When novelist and television producer Joyce Burditt created “Diagnosis Murder” as a spin-off of “Jake and the Fat Man,” and the former was pitched to CBS, the network was sceptical of having Dick Van Dyke as the lead. Then already 65, he was considered old and washed-up.
“Isn’t he a has-been?” the corporate suits asked.
But he proved ’em all wrong. And if you don’t think this old man could solve a mystery, you don’t know Dick. Though 75 by the show’s end, this roller-skating, electric scooter-riding, singing, dancing, juggling physician of fun and forensics still maintained a joie de vie so great that he truly was a Dr Feelgood in the best possible sense. He was then the oldest star of a major television show––a record only recently surpassed by Tom Selleck, still doing “Bluebloods” at 77.
Check out Diagnosis Murder: The House on Sycamore Street, a television movie from 30 years ago. This one is a lot of fun, and the highlight is seeing Dick perched precariously and racing on roller-skates, pursuing a criminal in a high-speed chase through downtown Los Angeles. A real hoot!
And Dick is a big hit across the Pond. Sure, he took a ribbing for his self-admitted botch-up of a Cockney dialect in Mary Poppins.
“But what does it matter? It worked!” as his good friend and fellow reformed alcoholic, Sir Anthony Hopkins, put it some years ago.
Dick and Hopkins both quit drinking not 50 years ago. Both are advisers to the same LA-based chapter of Alcoholics Anonymous, so good for them.

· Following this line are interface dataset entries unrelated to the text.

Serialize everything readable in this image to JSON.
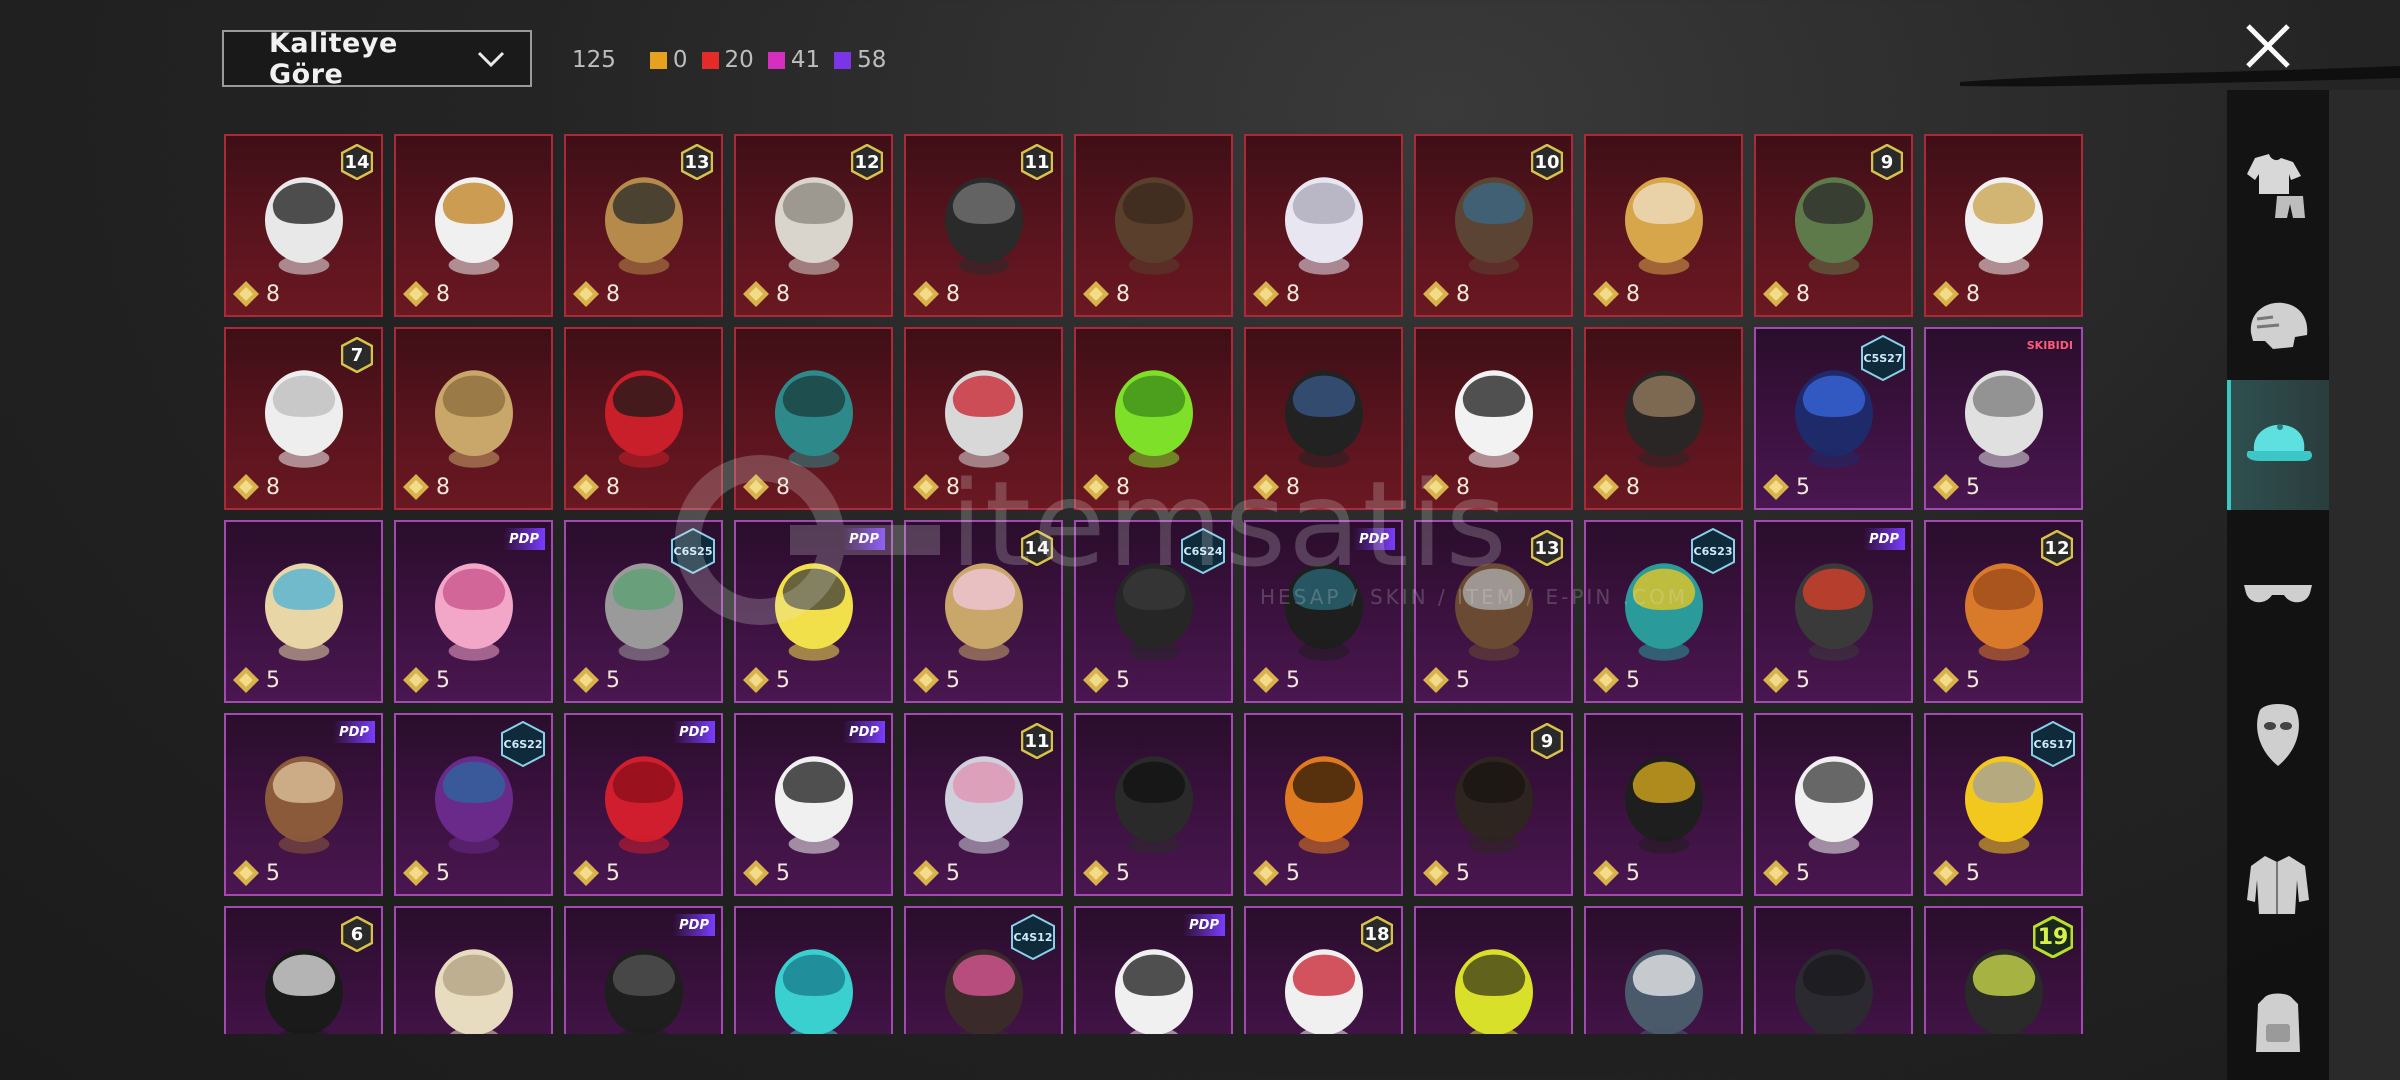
{
  "header": {
    "sort_label": "Kaliteye Göre",
    "total_count": "125",
    "rarity_counts": [
      {
        "color": "#e6a21e",
        "value": "0"
      },
      {
        "color": "#e52a2a",
        "value": "20"
      },
      {
        "color": "#d62fc0",
        "value": "41"
      },
      {
        "color": "#7a35e8",
        "value": "58"
      }
    ]
  },
  "watermark": {
    "text": "itemsatis",
    "subtext": "HESAP / SKIN / ITEM / E-PIN .COM"
  },
  "sidebar": {
    "tabs": [
      "outfit-icon",
      "helmet-icon",
      "cap-icon",
      "glasses-icon",
      "mask-icon",
      "jacket-icon",
      "backpack-icon"
    ],
    "active_index": 2
  },
  "items": [
    {
      "rarity": "red",
      "art": "cat-mask-hair",
      "badge": {
        "type": "num",
        "value": "14"
      },
      "price": "8"
    },
    {
      "rarity": "red",
      "art": "horned-white-hair",
      "price": "8"
    },
    {
      "rarity": "red",
      "art": "hat-blonde-hair",
      "badge": {
        "type": "num",
        "value": "13"
      },
      "price": "8"
    },
    {
      "rarity": "red",
      "art": "bunny-white-hair",
      "badge": {
        "type": "num",
        "value": "12"
      },
      "price": "8"
    },
    {
      "rarity": "red",
      "art": "black-helmet",
      "badge": {
        "type": "num",
        "value": "11"
      },
      "price": "8"
    },
    {
      "rarity": "red",
      "art": "brown-short-hair",
      "price": "8"
    },
    {
      "rarity": "red",
      "art": "silver-long-hair",
      "price": "8"
    },
    {
      "rarity": "red",
      "art": "brown-braided-hair",
      "badge": {
        "type": "num",
        "value": "10"
      },
      "price": "8"
    },
    {
      "rarity": "red",
      "art": "skull-blonde",
      "price": "8"
    },
    {
      "rarity": "red",
      "art": "zombie-head",
      "badge": {
        "type": "num",
        "value": "9"
      },
      "price": "8"
    },
    {
      "rarity": "red",
      "art": "white-cowboy-hat",
      "price": "8"
    },
    {
      "rarity": "red",
      "art": "white-ponytail",
      "badge": {
        "type": "num",
        "value": "7"
      },
      "price": "8"
    },
    {
      "rarity": "red",
      "art": "blonde-wavy-hair",
      "price": "8"
    },
    {
      "rarity": "red",
      "art": "red-helmet",
      "price": "8"
    },
    {
      "rarity": "red",
      "art": "teal-spike-helmet",
      "price": "8"
    },
    {
      "rarity": "red",
      "art": "red-oni-mask",
      "price": "8"
    },
    {
      "rarity": "red",
      "art": "green-spiky-head",
      "price": "8"
    },
    {
      "rarity": "red",
      "art": "black-cap-mask",
      "price": "8"
    },
    {
      "rarity": "red",
      "art": "ghost-sheet",
      "price": "8"
    },
    {
      "rarity": "red",
      "art": "pirate-hat",
      "price": "8"
    },
    {
      "rarity": "purple",
      "art": "blue-bunny-helmet",
      "badge": {
        "type": "season",
        "value": "C5S27"
      },
      "price": "5"
    },
    {
      "rarity": "purple",
      "art": "camera-head",
      "badge": {
        "type": "text",
        "value": "SKIBIDI"
      },
      "price": "5"
    },
    {
      "rarity": "purple",
      "art": "blonde-pigtails",
      "price": "5"
    },
    {
      "rarity": "purple",
      "art": "pink-bow-headband",
      "badge": {
        "type": "pdp",
        "value": "PDP"
      },
      "price": "5"
    },
    {
      "rarity": "purple",
      "art": "grey-messy-hair",
      "badge": {
        "type": "season",
        "value": "C6S25"
      },
      "price": "5"
    },
    {
      "rarity": "purple",
      "art": "yellow-box-head",
      "badge": {
        "type": "pdp",
        "value": "PDP"
      },
      "price": "5"
    },
    {
      "rarity": "purple",
      "art": "flower-blonde-hair",
      "badge": {
        "type": "num",
        "value": "14"
      },
      "price": "5"
    },
    {
      "rarity": "purple",
      "art": "black-short-hair",
      "badge": {
        "type": "season",
        "value": "C6S24"
      },
      "price": "5"
    },
    {
      "rarity": "purple",
      "art": "black-tousled-hair",
      "badge": {
        "type": "pdp",
        "value": "PDP"
      },
      "price": "5"
    },
    {
      "rarity": "purple",
      "art": "goggle-brown-hair",
      "badge": {
        "type": "num",
        "value": "13"
      },
      "price": "5"
    },
    {
      "rarity": "purple",
      "art": "yellow-headphones",
      "badge": {
        "type": "season",
        "value": "C6S23"
      },
      "price": "5"
    },
    {
      "rarity": "purple",
      "art": "red-visor-cap",
      "badge": {
        "type": "pdp",
        "value": "PDP"
      },
      "price": "5"
    },
    {
      "rarity": "purple",
      "art": "orange-long-hair",
      "badge": {
        "type": "num",
        "value": "12"
      },
      "price": "5"
    },
    {
      "rarity": "purple",
      "art": "horned-beast-head",
      "badge": {
        "type": "pdp",
        "value": "PDP"
      },
      "price": "5"
    },
    {
      "rarity": "purple",
      "art": "purple-bob-hair",
      "badge": {
        "type": "season",
        "value": "C6S22"
      },
      "price": "5"
    },
    {
      "rarity": "purple",
      "art": "red-bob-hair",
      "badge": {
        "type": "pdp",
        "value": "PDP"
      },
      "price": "5"
    },
    {
      "rarity": "purple",
      "art": "panda-head",
      "badge": {
        "type": "pdp",
        "value": "PDP"
      },
      "price": "5"
    },
    {
      "rarity": "purple",
      "art": "floral-grey-hair",
      "badge": {
        "type": "num",
        "value": "11"
      },
      "price": "5"
    },
    {
      "rarity": "purple",
      "art": "black-balaclava",
      "price": "5"
    },
    {
      "rarity": "purple",
      "art": "pumpkin-head",
      "price": "5"
    },
    {
      "rarity": "purple",
      "art": "dark-ponytail",
      "badge": {
        "type": "num",
        "value": "9"
      },
      "price": "5"
    },
    {
      "rarity": "purple",
      "art": "police-caps",
      "price": "5"
    },
    {
      "rarity": "purple",
      "art": "white-feather-hair",
      "price": "5"
    },
    {
      "rarity": "purple",
      "art": "yellow-visor",
      "badge": {
        "type": "season",
        "value": "C6S17"
      },
      "price": "5"
    },
    {
      "rarity": "purple",
      "art": "dark-mask-white",
      "badge": {
        "type": "num",
        "value": "6"
      },
      "price": ""
    },
    {
      "rarity": "purple",
      "art": "cream-curly-hair",
      "price": ""
    },
    {
      "rarity": "purple",
      "art": "black-cat-head",
      "badge": {
        "type": "pdp",
        "value": "PDP"
      },
      "price": ""
    },
    {
      "rarity": "purple",
      "art": "teal-feathers",
      "price": ""
    },
    {
      "rarity": "purple",
      "art": "pink-headband-hair",
      "badge": {
        "type": "season",
        "value": "C4S12"
      },
      "price": ""
    },
    {
      "rarity": "purple",
      "art": "white-bunny-ears",
      "badge": {
        "type": "pdp",
        "value": "PDP"
      },
      "price": ""
    },
    {
      "rarity": "purple",
      "art": "uncle-sam-hat",
      "badge": {
        "type": "num",
        "value": "18"
      },
      "price": ""
    },
    {
      "rarity": "purple",
      "art": "yellow-bucket-hat",
      "price": ""
    },
    {
      "rarity": "purple",
      "art": "shark-head",
      "price": ""
    },
    {
      "rarity": "purple",
      "art": "dark-round-mask",
      "price": ""
    },
    {
      "rarity": "purple",
      "art": "goggle-creature",
      "badge": {
        "type": "big",
        "value": "19"
      },
      "price": ""
    }
  ]
}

British fans love Dick. One of them is English critic Natalie Haynes of The Guardian.
“…‘Diagnosis Murder’ is, without any trace of competition, my favourite detective show of all time, bar none, ever,” Haynes recently wrote. “I like it so much that the theme music by the ever-excellent Dick DeBenedictis is the ringtone on my ’phone. Even bad news sounds good when prefaced by that cheery clarinet! I like the show so much that I am replacing my glass of water on a ‘Diagnosis Murder’ coaster in between typing sentences. Yes, I have four. And they were a Valentine’s gift. Envy me. I like it so much that I have a signed photo over my desk of Dick Van Dyke in his ‘Diagnosis Murder’ doctor’s coat, holding a skull quizzically. It says, ‘Hi, Natalie! God bless, Dick Van Dyke.’ And if there were a fire I can honestly say I would get it before I made sure all the living people were out of the building.

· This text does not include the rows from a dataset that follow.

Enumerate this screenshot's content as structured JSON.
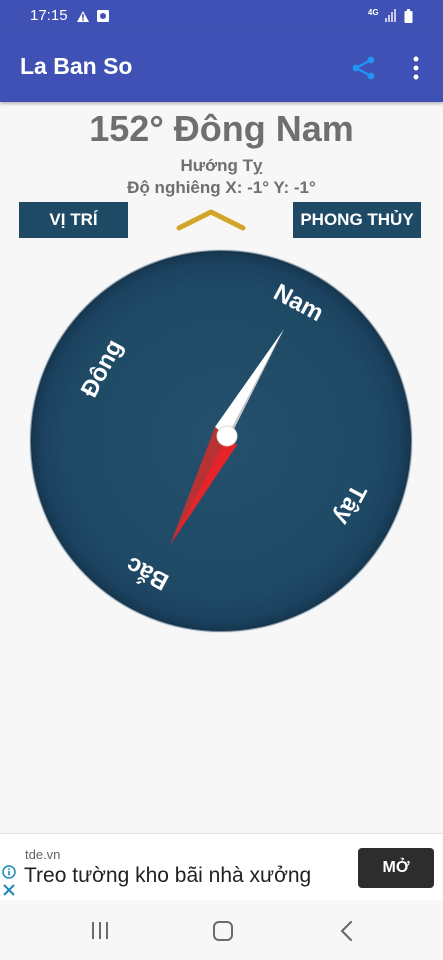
{
  "status_bar": {
    "time": "17:15",
    "network": "4G"
  },
  "app_bar": {
    "title": "La Ban So",
    "icons": [
      "share-icon",
      "more-vert-icon"
    ]
  },
  "compass_info": {
    "heading_text": "152° Đông Nam",
    "direction_text": "Hướng Tỵ",
    "tilt_text": "Độ nghiêng X: -1° Y: -1°",
    "heading_degrees": 152
  },
  "buttons": {
    "location_label": "VỊ TRÍ",
    "fengshui_label": "PHONG THỦY"
  },
  "compass_dial": {
    "labels": {
      "south": "Nam",
      "east": "Đông",
      "west": "Tây",
      "north": "Bắc"
    },
    "face_color": "#1f4a66",
    "needle_north_color": "#e52529",
    "needle_south_color": "#f2f2f2"
  },
  "ad": {
    "domain": "tde.vn",
    "text": "Treo tường kho bãi nhà xưởng",
    "cta": "MỞ"
  },
  "colors": {
    "primary": "#3f51b5",
    "accent": "#2196f3",
    "indicator": "#d4a429"
  }
}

“DVD is not just a global treasure, he’s a multi-skilled one,” she continues. “In early episodes, Mark Sloan is frequently seen roller-skating, even though DVD is slightly older than the Queen, and everyone says how great she is for her age when she never roller-skates. Or if she does, it’s certainly not on film. In one episode, he interrogates a suspect while tap-dancing. And don’t even start me on his occasional singing with a barbershop quartet, or I will cry with joy!”
And yet for all that, Dick remains humble, eating at Denny’s (look for him singing “Let’s Go Fly a Kite” at said restaurant, on You-Tube) and still maintaining a sincere aw-shucks outlook, as free of what the late Mike Nesmith called “celebrity psychosis” as it’s possible to be.

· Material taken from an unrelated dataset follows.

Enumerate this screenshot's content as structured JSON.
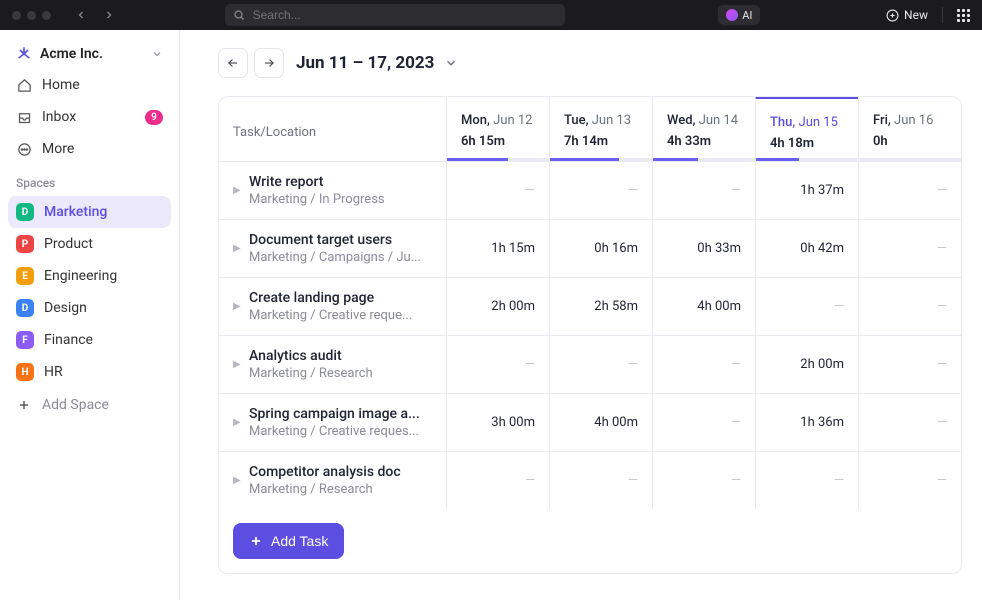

“I can’t act; I can’t sing; and I can’t dance,” Dick observed recently. “But I just do what I do, and somehow it seems to work.”
He still gets up every day, looking forward to its activities and maintaining that sunny outlook. Seemingly made of rubber, each day he still hits the gym, goes swimming, and he sings. He still takes the stairs (“Don’t favour one leg. You’ll throw your hip out!”) and lifts his legs impossibly high while following Arlene and her sexy dance moves. He hopes to run the 100-yard dash in the Senior Olympics when he turns 100.
And above all, perhaps, Dick remains philosophical.
“Just knowing you don’t have the answers is a recipe for humility, openness, acceptance, forgiveness and an eagerness to learn,” he said, “and those are all good things.”